Fake profits are causing the stock market to descend. Could someone explain to me the meaningful difference between Enron and Amazon.com? One company recently reported fake profits of $5 million, while having billions in debt. Enron, well...no profits either, and billions in debt. So why is Amazon.com considered "promising"? Enron had a revenue stream too.... Prediction: Amazon.com's stock will be "revalued" sharply lower as people get lucid about real profits and as the accounting/profit scandals spread.
The Catch with Wells Fargo's Share Builder Some of you may have seen Wells Fargo's ads touting $4 per transaction and unlimited transactions for $12. The main catch is that you cannot trade every day. From their FAQ- "ShareBuilder trades can be made the first, second, third or fourth Tuesday of each month. You select which day you would like your trade to take place when setting up your ShareBuilder Plan. In the event of a month with five Tuesdays, no ShareBuilder trades will take place on the fifth Tuesday." When the rest of the world is going to real-time trading, why do you think Wells Fargo is pushing this? Do you think it is deceptive that this is not mentioned up-front?
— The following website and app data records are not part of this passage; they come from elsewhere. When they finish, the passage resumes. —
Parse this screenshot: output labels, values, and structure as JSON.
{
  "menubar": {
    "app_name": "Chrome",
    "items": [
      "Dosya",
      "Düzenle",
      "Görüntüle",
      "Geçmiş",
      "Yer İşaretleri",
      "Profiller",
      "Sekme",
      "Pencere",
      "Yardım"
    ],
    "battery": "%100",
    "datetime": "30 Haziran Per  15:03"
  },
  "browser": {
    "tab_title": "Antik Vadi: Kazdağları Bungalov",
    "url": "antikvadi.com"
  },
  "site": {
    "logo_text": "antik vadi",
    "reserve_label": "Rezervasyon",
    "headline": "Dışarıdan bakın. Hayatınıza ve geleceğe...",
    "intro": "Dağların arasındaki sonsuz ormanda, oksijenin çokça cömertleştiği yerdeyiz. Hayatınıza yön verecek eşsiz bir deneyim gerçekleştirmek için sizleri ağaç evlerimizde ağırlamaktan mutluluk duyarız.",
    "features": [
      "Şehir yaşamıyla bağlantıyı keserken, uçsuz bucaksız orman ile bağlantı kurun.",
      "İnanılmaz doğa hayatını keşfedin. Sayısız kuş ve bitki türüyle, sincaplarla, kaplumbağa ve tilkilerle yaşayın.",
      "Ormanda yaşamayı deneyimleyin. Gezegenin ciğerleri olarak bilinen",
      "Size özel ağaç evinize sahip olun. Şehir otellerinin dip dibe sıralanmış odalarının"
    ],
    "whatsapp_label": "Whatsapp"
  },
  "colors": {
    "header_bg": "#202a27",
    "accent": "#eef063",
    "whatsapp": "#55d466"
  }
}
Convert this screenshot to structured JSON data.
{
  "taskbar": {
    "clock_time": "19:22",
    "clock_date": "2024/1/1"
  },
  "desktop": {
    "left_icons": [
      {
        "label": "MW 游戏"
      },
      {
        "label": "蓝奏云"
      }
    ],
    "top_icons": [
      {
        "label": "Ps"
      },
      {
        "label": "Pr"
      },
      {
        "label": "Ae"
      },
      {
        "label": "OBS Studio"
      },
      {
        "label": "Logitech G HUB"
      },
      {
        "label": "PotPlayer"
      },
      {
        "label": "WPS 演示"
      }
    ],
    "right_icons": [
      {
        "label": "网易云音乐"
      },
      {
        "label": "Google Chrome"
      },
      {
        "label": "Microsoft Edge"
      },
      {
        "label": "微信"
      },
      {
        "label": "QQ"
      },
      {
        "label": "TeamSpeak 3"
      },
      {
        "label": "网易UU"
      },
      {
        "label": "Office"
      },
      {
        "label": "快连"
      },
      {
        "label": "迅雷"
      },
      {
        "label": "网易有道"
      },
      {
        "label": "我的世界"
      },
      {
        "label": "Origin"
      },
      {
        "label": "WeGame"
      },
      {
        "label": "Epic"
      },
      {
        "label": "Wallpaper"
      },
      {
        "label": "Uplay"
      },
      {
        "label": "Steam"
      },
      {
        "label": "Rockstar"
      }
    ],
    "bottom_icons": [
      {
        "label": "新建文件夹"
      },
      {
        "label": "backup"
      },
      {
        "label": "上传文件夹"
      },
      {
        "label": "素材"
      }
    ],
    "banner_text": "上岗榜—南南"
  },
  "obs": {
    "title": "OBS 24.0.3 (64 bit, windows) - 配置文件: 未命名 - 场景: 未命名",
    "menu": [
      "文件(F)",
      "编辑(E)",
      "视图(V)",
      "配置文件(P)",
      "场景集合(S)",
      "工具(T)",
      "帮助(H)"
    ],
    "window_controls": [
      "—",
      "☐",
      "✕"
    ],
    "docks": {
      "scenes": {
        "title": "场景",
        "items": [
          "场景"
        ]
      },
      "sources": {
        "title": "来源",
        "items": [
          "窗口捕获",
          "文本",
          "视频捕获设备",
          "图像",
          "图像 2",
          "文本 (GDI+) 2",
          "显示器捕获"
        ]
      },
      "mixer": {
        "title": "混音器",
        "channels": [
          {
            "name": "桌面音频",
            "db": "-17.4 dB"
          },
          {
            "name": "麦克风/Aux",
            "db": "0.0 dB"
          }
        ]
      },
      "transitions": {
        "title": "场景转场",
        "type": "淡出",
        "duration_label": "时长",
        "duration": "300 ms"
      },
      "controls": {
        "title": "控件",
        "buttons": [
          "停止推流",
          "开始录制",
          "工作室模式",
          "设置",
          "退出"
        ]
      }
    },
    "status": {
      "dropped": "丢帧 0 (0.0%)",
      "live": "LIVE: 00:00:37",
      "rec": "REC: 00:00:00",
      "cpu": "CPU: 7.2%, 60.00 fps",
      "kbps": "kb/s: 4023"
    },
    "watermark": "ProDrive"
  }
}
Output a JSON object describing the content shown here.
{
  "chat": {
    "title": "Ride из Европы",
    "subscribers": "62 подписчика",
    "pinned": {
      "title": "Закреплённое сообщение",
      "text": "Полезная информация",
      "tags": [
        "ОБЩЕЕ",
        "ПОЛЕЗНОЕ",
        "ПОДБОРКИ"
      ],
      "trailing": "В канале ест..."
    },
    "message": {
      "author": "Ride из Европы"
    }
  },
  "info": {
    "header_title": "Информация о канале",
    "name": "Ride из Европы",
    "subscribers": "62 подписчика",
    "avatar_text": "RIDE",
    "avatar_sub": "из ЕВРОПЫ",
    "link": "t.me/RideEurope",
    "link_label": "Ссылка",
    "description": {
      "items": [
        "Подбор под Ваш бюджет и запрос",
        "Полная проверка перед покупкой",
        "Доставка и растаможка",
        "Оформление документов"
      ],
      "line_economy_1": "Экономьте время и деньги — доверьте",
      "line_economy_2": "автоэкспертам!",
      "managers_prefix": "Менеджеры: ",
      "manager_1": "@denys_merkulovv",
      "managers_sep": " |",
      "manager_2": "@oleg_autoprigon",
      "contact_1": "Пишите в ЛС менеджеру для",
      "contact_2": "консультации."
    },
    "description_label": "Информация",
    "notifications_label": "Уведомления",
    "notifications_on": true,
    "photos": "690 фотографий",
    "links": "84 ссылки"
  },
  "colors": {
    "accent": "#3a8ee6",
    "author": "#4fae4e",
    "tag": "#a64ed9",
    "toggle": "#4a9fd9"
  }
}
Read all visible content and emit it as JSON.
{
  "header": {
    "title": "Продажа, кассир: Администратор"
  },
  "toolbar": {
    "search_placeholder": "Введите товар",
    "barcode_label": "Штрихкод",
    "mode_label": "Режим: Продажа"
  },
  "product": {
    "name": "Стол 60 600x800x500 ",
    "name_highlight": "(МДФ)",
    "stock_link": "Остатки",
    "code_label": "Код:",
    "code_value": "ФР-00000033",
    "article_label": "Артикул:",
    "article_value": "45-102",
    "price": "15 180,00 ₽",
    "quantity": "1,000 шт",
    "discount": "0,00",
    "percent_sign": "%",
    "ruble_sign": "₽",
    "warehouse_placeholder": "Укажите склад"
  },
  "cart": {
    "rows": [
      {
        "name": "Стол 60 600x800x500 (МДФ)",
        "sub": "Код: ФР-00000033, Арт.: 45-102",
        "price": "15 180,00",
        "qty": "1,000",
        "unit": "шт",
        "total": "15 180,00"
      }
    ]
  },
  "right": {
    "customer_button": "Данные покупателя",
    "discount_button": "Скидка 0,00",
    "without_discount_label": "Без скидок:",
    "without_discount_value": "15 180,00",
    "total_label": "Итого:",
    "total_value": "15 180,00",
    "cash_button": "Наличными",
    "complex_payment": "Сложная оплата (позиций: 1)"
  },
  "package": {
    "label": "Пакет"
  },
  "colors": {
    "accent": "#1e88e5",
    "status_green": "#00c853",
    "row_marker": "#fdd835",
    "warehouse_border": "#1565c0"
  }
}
An idea to support the U.S economy. The suggestion is that everyone American should buy 10 or 20 shares in their favourite stock on Monday, and in doing so support their country in the time of crisis. It sounds like a good idea to me. (The story is at the bottom of the page)
An Australian Man who sent millions of e-mails around the world falsely stating shares in an American company would rise 900 per cent was today sentenced to two years in jail. The charges filed are believed among the first of their type made against anyone in the world. Mr Hourmouzis had pleaded guilty to two charges of making a false statement on the Internet.
"I wasn't doing anything wrong..." So says Jonathan Lebed, the 16-year-old who paid out $285,000 to the SEC to settle his pump-and-dump case. His father agrees: "He earned it. He did a lot of work. He didn't sit behind a garage smoking pot, or stealing wheels off a car." Yeah, right: after all, he bought his parents a Mercedes with the profits of his stock manipulation.
NBCi relaunches as probably the most boring, blase portal site I've ever seen and their stock goes up? Is it just me, or does it look like they bought the site from "Al's Do It Yourself Portals"?
Will MSFT go up or down tomorrow on the market? Whatcha all think?